The great strength of the powerful new documentary Mother Teresa: No Greater Love is that while it traces St. Teresa of Calcutta’s biography, it focuses vigorously on her living legacy: the Missionaries of Charity around the world. The feature-length film, produced by the Knights of Columbus, takes us to visit the Missionaries in Brazil, Kenya, Haiti, India, the Philippines, New York City and Washington DC. We hear from several Sisters about how Mother taught them to see and embrace their mission, and we see them ministering to those they serve—people ravaged by extreme poverty and neglect, drug addicts, disabled children abandoned by their families, and the dying. Though the suffering we see is heartbreaking at first, the love and joy that the Sisters bring transform the scenes into something beautiful.

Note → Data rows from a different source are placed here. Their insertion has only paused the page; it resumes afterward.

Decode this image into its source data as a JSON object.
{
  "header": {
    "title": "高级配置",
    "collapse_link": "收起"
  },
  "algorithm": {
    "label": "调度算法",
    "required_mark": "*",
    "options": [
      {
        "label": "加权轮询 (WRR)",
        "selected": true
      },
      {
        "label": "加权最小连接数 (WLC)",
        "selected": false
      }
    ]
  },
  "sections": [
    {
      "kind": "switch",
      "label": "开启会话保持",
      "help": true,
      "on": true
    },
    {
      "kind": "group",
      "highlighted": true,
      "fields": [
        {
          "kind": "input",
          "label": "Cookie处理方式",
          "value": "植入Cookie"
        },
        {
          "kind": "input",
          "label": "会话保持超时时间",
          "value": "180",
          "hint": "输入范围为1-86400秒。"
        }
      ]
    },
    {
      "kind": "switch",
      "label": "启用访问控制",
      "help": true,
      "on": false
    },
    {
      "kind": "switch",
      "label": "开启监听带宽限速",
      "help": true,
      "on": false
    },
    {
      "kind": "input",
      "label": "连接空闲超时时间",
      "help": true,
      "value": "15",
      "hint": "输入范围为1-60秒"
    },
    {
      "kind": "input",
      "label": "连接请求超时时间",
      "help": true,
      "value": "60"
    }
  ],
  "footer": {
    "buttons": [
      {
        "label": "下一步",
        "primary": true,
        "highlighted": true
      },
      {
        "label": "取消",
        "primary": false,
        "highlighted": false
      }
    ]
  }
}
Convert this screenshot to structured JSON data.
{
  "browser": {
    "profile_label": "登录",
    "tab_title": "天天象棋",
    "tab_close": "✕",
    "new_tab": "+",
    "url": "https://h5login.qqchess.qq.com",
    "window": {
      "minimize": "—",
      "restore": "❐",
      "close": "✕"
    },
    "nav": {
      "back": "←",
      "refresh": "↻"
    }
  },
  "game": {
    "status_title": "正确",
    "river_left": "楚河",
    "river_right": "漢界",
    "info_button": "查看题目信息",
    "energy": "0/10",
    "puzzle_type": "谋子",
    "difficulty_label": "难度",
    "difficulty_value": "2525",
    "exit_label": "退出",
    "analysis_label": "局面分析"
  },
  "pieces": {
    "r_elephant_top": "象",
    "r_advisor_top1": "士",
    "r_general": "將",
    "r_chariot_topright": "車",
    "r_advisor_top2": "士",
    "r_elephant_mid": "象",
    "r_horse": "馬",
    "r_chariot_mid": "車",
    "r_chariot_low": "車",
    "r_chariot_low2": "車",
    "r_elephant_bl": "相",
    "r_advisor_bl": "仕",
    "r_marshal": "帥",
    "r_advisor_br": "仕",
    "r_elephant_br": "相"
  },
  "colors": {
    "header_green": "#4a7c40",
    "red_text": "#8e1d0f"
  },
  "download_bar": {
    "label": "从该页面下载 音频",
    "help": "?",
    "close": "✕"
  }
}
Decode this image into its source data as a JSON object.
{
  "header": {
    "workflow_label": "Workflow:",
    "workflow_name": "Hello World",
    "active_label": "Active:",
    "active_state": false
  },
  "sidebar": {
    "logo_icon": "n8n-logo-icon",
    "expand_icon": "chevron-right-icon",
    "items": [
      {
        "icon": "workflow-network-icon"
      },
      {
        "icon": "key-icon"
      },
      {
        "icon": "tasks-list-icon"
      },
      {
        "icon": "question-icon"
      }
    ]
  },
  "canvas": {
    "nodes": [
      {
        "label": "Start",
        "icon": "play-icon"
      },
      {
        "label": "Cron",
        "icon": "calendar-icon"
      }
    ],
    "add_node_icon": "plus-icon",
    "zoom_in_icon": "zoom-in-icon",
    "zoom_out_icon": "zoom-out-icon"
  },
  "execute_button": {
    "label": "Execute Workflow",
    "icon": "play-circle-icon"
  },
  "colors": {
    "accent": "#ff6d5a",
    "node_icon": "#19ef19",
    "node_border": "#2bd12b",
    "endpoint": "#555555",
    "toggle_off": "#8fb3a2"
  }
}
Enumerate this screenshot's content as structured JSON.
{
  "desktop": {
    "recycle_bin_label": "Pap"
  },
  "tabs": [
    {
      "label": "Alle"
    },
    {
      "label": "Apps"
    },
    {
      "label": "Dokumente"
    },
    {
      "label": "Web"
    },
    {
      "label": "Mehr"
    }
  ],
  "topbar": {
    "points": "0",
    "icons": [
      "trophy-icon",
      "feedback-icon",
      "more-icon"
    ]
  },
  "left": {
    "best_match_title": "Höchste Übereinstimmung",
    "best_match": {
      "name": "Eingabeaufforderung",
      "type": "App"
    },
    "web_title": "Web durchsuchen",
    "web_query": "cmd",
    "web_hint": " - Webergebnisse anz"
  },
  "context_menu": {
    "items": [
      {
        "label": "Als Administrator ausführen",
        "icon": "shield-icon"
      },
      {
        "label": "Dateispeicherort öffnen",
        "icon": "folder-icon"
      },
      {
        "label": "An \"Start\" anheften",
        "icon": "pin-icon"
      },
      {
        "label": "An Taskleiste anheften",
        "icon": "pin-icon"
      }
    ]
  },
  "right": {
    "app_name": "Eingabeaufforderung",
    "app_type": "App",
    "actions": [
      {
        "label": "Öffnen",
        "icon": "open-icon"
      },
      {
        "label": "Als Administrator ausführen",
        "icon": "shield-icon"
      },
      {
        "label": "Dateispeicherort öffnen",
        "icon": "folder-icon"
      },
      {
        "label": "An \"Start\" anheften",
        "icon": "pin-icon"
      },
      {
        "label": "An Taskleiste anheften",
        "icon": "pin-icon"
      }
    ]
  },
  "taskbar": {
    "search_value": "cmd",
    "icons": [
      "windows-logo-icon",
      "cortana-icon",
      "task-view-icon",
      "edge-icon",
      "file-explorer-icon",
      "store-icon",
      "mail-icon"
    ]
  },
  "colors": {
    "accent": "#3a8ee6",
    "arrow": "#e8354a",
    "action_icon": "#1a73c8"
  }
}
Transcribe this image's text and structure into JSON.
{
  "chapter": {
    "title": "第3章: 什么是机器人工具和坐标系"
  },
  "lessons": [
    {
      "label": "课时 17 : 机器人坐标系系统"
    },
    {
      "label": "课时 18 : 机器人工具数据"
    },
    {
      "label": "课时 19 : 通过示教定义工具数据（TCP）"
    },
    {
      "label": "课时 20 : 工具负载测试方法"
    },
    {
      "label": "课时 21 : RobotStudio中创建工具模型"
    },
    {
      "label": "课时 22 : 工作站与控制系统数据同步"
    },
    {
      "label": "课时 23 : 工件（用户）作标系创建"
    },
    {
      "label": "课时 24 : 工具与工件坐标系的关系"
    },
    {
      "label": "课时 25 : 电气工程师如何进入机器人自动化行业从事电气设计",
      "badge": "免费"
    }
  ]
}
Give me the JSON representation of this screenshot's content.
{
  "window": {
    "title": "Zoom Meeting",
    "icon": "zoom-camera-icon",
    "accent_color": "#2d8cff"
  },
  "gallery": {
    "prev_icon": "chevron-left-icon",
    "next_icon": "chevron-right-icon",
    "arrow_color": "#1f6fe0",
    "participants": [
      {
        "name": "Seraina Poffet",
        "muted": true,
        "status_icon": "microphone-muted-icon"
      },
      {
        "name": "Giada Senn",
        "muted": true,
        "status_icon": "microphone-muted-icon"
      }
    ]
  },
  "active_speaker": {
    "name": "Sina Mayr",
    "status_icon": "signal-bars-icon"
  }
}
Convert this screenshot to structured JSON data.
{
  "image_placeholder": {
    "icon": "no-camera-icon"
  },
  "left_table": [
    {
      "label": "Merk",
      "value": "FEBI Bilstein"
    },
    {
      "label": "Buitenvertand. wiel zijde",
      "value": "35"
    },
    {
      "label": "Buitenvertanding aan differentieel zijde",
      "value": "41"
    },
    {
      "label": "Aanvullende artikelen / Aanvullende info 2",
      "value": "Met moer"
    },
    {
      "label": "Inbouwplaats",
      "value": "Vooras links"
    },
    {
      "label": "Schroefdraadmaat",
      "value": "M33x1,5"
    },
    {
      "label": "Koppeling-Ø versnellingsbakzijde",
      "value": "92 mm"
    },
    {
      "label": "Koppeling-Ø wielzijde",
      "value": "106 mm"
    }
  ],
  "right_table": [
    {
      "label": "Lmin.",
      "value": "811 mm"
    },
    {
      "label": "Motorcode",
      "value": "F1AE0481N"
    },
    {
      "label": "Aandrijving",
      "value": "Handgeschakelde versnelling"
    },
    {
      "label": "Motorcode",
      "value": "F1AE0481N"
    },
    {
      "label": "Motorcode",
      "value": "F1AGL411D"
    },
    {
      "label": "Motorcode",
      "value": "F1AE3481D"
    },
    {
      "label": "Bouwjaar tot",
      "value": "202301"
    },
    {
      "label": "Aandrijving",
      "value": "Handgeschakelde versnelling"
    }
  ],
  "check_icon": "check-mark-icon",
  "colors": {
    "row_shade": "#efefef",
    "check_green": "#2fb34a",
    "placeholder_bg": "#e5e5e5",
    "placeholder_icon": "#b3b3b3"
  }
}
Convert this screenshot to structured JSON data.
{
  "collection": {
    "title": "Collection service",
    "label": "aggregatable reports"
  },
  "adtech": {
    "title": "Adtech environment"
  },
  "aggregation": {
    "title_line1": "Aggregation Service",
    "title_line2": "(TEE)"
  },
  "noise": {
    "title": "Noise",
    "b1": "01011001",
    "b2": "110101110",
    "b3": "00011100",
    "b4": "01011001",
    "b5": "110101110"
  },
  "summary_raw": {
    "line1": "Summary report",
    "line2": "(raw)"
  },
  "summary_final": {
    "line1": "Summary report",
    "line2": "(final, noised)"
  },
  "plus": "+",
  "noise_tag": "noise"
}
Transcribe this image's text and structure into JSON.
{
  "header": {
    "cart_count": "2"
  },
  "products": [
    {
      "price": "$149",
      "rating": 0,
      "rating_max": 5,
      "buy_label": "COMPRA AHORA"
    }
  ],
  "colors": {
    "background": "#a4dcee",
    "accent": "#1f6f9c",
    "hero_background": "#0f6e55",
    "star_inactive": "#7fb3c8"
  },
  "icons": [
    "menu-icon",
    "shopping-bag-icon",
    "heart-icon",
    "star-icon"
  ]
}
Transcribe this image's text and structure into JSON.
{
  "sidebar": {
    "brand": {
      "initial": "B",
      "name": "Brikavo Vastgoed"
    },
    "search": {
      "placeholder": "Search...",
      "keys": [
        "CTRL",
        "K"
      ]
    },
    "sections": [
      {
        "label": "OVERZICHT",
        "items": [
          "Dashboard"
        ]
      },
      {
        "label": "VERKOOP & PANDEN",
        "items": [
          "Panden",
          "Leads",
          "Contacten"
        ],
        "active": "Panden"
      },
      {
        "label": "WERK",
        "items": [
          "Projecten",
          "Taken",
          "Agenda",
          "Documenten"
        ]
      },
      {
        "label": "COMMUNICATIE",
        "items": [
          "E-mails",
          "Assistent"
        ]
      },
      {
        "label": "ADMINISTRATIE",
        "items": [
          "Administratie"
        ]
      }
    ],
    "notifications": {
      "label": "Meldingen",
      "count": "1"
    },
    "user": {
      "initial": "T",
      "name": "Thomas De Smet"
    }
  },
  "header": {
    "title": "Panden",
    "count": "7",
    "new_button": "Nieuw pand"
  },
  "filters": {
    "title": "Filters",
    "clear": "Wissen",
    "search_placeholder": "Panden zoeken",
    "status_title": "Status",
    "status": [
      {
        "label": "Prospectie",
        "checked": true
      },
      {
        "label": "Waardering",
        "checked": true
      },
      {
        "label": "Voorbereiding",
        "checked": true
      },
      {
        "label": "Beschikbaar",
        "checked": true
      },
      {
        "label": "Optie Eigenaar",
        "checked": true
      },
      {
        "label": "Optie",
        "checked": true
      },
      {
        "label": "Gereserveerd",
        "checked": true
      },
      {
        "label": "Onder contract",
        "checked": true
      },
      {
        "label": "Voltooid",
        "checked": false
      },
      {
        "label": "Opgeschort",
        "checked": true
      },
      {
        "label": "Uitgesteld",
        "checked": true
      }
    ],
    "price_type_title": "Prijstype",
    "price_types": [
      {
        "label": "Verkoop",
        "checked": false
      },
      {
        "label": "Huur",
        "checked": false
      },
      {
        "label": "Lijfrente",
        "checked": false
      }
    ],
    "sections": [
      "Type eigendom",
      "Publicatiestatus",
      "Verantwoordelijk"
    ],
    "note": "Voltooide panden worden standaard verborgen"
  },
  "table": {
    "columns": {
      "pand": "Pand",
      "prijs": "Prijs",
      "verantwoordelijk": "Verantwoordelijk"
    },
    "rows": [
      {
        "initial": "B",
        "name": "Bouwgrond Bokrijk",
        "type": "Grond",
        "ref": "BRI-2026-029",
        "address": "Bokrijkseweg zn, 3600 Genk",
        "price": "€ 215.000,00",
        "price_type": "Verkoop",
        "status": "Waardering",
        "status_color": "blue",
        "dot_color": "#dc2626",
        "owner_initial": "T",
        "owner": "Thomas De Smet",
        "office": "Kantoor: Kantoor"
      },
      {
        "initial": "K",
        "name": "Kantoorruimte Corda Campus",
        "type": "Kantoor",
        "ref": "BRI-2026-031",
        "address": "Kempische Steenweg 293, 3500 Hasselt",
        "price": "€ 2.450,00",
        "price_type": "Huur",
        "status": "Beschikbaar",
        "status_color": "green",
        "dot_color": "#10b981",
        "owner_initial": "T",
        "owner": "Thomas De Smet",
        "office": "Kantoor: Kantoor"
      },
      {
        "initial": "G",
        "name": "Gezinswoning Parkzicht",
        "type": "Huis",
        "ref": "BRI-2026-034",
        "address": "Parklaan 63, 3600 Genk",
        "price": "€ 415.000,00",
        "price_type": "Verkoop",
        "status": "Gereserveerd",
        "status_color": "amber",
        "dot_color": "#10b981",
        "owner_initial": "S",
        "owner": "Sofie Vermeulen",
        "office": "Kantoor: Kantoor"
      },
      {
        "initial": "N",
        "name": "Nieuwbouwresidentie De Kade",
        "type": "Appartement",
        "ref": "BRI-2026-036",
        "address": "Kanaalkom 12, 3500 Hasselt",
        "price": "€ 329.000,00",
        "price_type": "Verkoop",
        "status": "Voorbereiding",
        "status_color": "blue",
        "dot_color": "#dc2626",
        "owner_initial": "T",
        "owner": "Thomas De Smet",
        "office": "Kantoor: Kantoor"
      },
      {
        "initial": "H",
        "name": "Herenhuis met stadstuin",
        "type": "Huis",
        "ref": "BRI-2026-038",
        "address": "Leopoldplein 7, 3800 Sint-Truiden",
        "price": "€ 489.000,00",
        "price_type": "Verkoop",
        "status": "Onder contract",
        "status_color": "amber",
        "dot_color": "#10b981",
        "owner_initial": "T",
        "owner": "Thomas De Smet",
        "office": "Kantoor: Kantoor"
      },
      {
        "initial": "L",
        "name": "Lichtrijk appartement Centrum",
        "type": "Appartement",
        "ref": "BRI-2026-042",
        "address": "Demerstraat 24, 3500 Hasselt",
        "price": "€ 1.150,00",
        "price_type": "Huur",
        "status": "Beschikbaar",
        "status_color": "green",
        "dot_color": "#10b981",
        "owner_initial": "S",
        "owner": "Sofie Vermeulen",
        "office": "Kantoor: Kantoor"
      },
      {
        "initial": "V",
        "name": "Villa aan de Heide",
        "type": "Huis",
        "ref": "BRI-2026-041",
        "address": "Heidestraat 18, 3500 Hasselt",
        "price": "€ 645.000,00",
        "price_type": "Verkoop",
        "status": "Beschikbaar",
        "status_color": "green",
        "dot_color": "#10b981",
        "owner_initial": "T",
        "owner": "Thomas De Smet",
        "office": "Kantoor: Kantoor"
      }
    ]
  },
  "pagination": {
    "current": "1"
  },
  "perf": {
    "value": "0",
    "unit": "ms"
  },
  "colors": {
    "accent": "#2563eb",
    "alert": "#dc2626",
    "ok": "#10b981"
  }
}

Interspersed with these contemporary visits are re-enacted scenes from Mother’s early life as well as photos and films of Mother herself through the years and interviews with some of those who knew her. I was moved to see clips from the black and white 1969 BBC documentary, Something Beautiful for God, through which (and the book of the same name) the great British journalist and pundit Malcom Muggeridge—who later became a dear friend of the Human Life Review—introduced Mother to the world. Especially this famous scene: Mother is with Muggeridge in India, showing him the abandoned newborn babies, all lined up in a crib, and he asks if they are unwanted, and Mother says: “Nobody claims them, they are brought here mostly by teenagers, school girls and boys.” Muggeridge says “look at that tiny one, that’s the tiniest baby I’ve ever seen.” Mother Teresa lovingly scoops up this terribly fragile little girl and says, “she’s two weeks old … still, there is life in her! And the life of God is in her.”
As Muggeridge describes the scene in the book, Mother’s “face is glowing and triumphant; as it might be the mother of all of us glorying in what we possess—this life in us, in our world, in the universe, which, however low it flickers or fiercely burns, is still a dying flame, which no man dare presume to put out, be his motives ever so human or enlightened.”
The film also looks back to the ’80s, when Mother Teresa opened the first hospices for AIDS patients, in NYC and in Washington DC. This was at the height of fear and panic, and she faced enormous opposition, including from Catholics. But Mother understood, said a Sister, that AIDS victims were the new lepers of society. She and the Sisters and volunteers started caring for these dying men. 91-year-old volunteer Gen Principe, who started volunteering with Mother in 1983 (and still does, in Harlem) said of his time at the first AIDS hospice: “Some of the people who had AIDS told us that, in the hospital, they would leave the food at the edge of the door (and they couldn’t get out of bed) they were so scared … but with us? … We bathed them, washed them, changed their diapers, etc.—that was Mother.”
It all seems so heroic and beyond our capabilities, but Mother Teresa famously said “Not all of us can do great things. But we can do small things with great love.” It didn’t matter to Mother who a person was: his religion, politics, sexual orientation, addictions—as she said, some were Jesus in a very “distressing disguise.” But they were all Jesus to her, and she did what she could for them, even if it was holding them as they died.
These are small glimpses into a film bursting with the joy and divine light surrounding Mother Teresa and her miraculous legacy. It is playing in selected theaters across the country for two days only, October 3rd and 4th. Go see it!